Other online historical statistics resources:

If you are missing your favourite website for historical statistics, then let me know.

Trial until 11 February: Global Commodities: Trade, Exploration and Cultural Exchange

Oxford users are now invited to trial Global Commodities: Trade, Exploration and Cultural Exchange until 11 February.Global commodities - HOME

Global Commodities is an online resource useful for economic and trade history of covering the early modern period to 20th century . It is relevant for world history, economic and trade history, social history, discovery and exploration, history of consumption and life style, etc.

It includes wide-ranging sources:

  • Records of individual traders, showing patterns of consumption for a range of commodities over time.
  • Business Accounts and Records of both small and large companies from an early fur trapper to a major chocolate manufacturer.
  • Dock Accounts describing the development of a major port from 1755 to 1960.
  • Bills of Entry for major ports which show changing patterns of trade between 1820 and 1939.
  • 17th and 18th century Trade Returns and Prices Current for key markets.
  • Material on the discovery and exploitation of commodities in Asia, Africa and the Americas from 1492 to 2000.
  • Government records concerning taxation, economic development and colonial business schemes.
  • Exhibition Catalogues.
  • Statistical sources documenting world trade; and a vast range of visual material including advertising and packaging, photographs, paintings and prints.

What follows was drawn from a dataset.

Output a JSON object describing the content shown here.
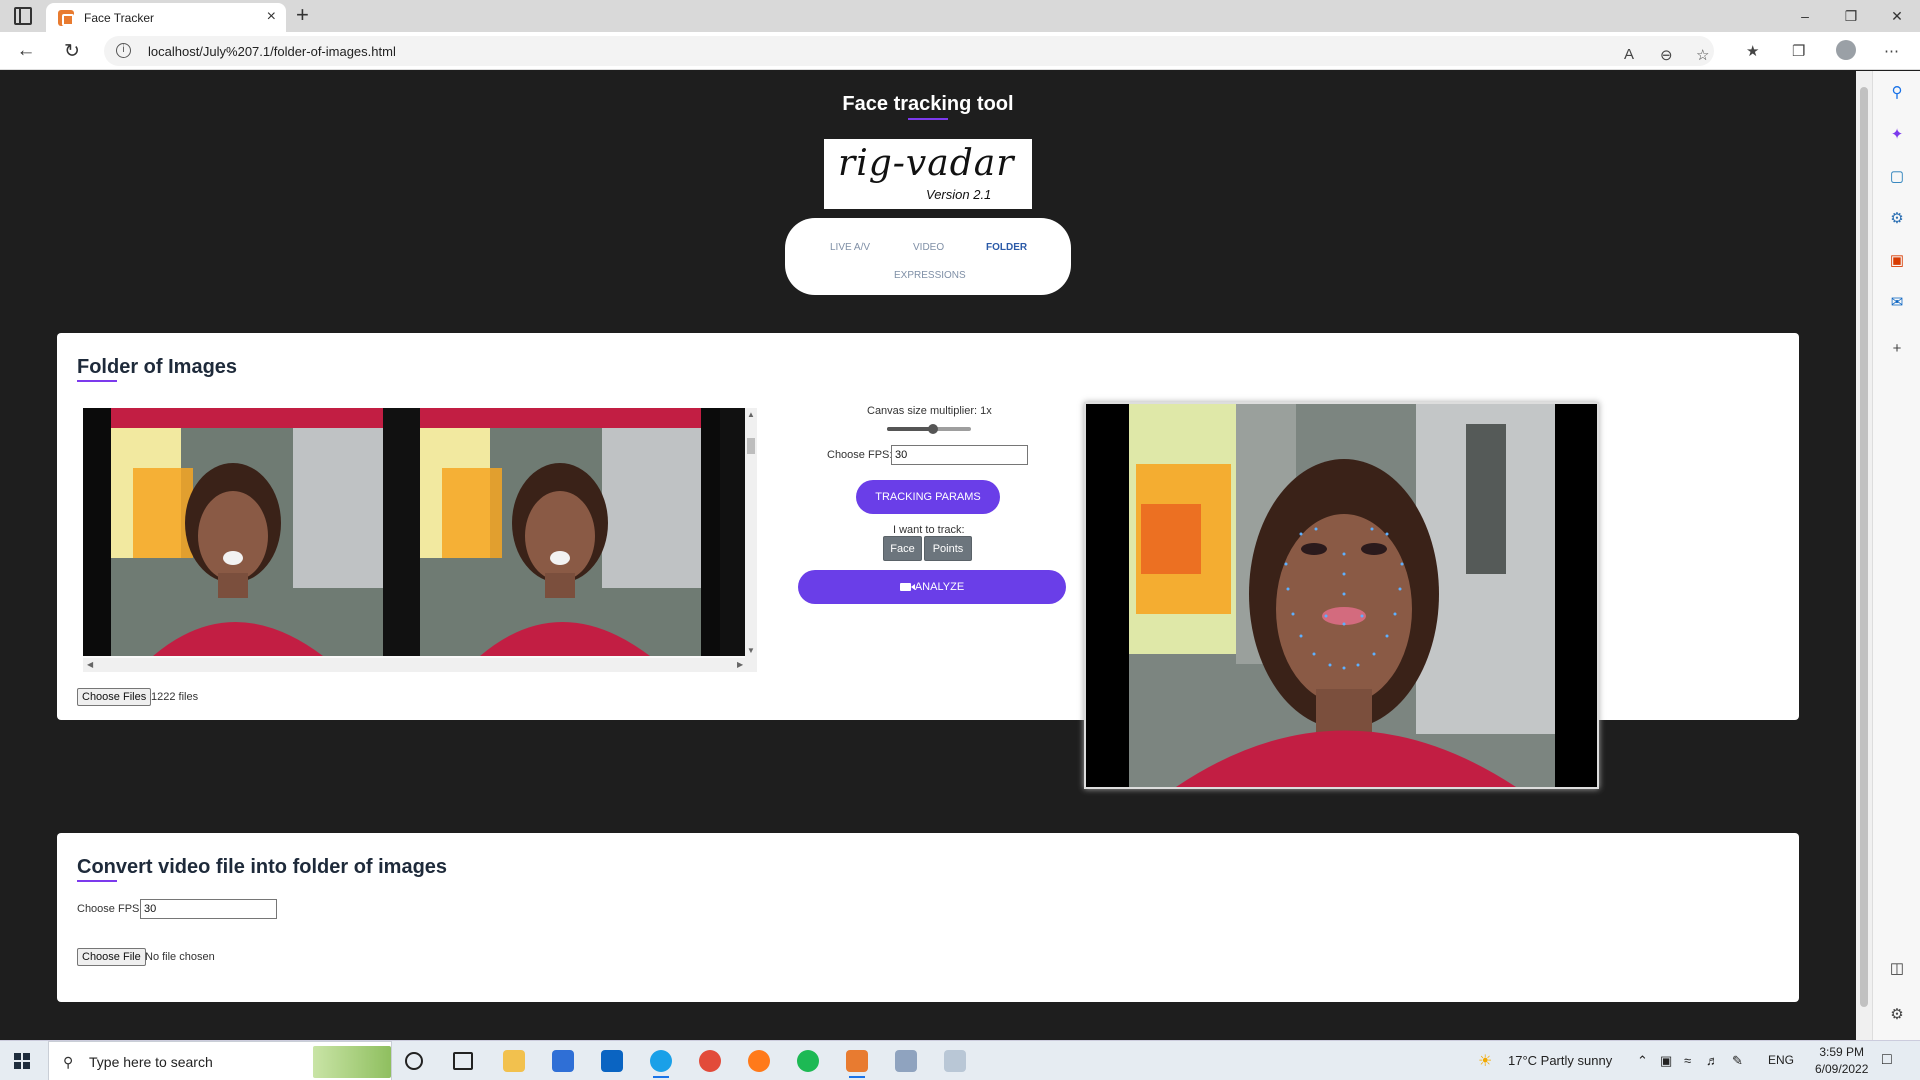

For each commodity there is a vast array of historical material documenting their origins, transportation, consumption and impact on society. Also, each commodity is documented through a wide range of manuscript materials, maps, posters, paintings, photographs, ephemera, objects and rare books so that the student can explore the origins of the commodity, their first uses, the trade that developed and the ways in which these items were marketed.

The trial runs until 11 February. Please leave any comments on  History databases desiderata & trials or email Isabel Holowaty, History Librarian.